Jean-Michel Damase: Trio (1961)
Molto moderato; Allegretto con spirito;
Allegro scherzando; Moderato; Andante
Lili Boulanger: D'un Matin de Printemps (1918)
(première recording in this arrangement)
Jacques Ibert: Deux Interludes (1946)
Andante espressivo; Allegro vivo
Frederick Delius: Intermezzo from 'Fennimore & Gerda' (1910)
Gordon Jacob: Trio (1958)
Allegro - poco meno mosso - Tempo I; Allegro molto
Edward Naylor: Trio (1924) (première recording)
Eugene Goossens: Pastoral and Harlequinade (1924)
There are videos of the whole album (including rehearsal footage),
and of the Boulanger (complete).
The total time of the album is 61 minutes.
An introduction to the Programme Notes by Jeremy Polmear:
" la musique française, c’est la clarté, l’élégance, la déclamation simple et naturelle ; la musique française veut, avant tout, faire plaisir " [French music is clarity, elegance and simple and natural declaration; above all, French music wants to please.] Claude Debussy
"I am drawn to English music because it reflects the climate and the vegetation which know no sharp edges... it is a very human music, not given to shattering utterances, to human emotion in the abstract, but to a single person's experience." Yehudi Menuhin
The musical cultures of Britain and France in the mid-twentieth century were very different. France was ever moving away from German Romanticism, first with the Impressionism of Debussy and Ravel, then with the revolution of Erik Satie, Jean Cocteau and Les Six, the presence of Stravinsky, and the teaching of Nadia Boulanger making France (specifically, Paris) the centre of the western classical music world.
Britain, too, was doing well. After a century of hosting foreign artists and enjoying the creativity of others, composers such as Parry and Stanford began a musical renaissance, giving rise to a rich harvest of works from the likes of Elgar, Vaughan Williams, Bliss, Maconchy, Bax and Britten. (All these composers wrote chamber music for the oboe.)
What is noticeable in the collection on this album is how the British composers are influenced by the French, but not the other way around. Given the supremacy of Paris at the time this is not surprising. As well as describing a delightful collection of pieces for flute, oboe and piano, these notes also consider if the generalisations of Debussy and Menuhin can be applied to this music from our two countries.

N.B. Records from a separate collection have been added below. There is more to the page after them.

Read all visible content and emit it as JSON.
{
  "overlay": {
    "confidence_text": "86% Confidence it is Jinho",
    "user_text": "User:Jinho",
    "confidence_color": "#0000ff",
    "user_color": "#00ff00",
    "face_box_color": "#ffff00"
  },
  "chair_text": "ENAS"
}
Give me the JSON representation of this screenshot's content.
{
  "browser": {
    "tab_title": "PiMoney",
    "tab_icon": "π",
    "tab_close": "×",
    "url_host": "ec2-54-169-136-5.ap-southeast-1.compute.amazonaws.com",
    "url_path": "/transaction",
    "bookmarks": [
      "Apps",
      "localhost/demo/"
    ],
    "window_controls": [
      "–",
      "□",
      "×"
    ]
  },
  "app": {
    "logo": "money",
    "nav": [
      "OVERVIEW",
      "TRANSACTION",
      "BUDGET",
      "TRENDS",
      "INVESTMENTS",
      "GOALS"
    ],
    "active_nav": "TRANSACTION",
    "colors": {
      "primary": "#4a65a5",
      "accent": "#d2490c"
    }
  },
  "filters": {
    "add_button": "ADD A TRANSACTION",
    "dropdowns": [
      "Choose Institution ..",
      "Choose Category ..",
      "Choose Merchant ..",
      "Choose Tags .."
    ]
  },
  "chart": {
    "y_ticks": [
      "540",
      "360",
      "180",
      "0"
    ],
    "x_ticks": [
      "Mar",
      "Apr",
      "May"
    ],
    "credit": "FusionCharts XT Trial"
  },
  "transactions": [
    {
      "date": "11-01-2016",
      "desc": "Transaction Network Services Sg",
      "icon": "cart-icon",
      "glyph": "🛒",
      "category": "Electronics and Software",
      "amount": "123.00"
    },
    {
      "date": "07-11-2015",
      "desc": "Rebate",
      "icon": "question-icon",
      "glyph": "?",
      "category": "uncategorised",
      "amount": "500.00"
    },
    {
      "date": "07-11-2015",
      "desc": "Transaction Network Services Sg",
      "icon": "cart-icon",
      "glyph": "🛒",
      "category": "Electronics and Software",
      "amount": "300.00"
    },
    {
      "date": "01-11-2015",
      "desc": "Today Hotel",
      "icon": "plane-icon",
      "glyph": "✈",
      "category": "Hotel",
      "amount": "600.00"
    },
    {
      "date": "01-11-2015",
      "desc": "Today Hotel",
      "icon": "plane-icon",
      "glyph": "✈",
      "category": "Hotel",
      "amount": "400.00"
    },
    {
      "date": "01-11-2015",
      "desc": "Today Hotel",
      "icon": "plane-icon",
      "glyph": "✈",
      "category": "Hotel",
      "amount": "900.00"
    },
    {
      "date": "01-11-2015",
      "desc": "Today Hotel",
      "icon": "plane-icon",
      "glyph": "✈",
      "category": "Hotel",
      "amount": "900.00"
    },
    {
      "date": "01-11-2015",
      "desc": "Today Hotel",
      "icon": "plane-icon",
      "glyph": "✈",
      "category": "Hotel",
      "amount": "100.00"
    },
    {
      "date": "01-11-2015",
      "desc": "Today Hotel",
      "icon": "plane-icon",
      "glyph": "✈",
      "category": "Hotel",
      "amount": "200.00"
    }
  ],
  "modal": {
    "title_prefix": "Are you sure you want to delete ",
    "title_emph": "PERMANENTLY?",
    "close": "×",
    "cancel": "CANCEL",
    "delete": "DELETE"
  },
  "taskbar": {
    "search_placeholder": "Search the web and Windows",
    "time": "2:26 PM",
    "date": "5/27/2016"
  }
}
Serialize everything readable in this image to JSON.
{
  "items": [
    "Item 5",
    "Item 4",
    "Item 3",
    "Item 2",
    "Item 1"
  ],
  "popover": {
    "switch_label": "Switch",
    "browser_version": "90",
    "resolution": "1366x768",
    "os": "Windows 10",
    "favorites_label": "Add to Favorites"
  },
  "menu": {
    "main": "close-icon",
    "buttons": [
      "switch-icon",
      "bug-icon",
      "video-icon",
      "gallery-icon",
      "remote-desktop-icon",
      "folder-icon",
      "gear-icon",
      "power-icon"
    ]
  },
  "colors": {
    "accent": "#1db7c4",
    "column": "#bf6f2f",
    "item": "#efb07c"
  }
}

"What a lovely CD! All the pieces are beautifully played. It's good to hear one of Edward Naylor's secular works, as he is well-known for his church music but not so much otherwise." Frances Nex, UK
"Every one of the pieces has something worthwhile to offer (great playing of course - that goes without saying). What about that extraordinary opening by Damase - only to wrong foot the listener by slipping into the most melodious, gay and jokey writing.
"Do I agree with your thesis that there is a difference? Yes and no. I think there is French way of writing and an English way, but sometimes the French write in the English way and the English the French. Coming to it blind I would have picked Damase's last movement and Ibert's first Interlude as English Pastoral, whereas I'd have put the Goossens Harlequinade and all the Jacob Trio as French. However, Naylor is totally in the English style, as is Goossens' Pastoral.
"I've been trying to think of them as two overlapping Venn diagrams but it doesn't work. It's not so much that there's common ground, it's that most composers could write in either style. Which is the point you make about how the French influenced the English. I agree it's harder to point to the English influencing the French. They already had their version of the Pastoral Style. And they were so snobbish about Paris being the centre of the world they weren't open to learning from others!
"So, congratulations on a really lovely disc and a stimulating theme behind it!" Andrew Polmear [relation], UK/France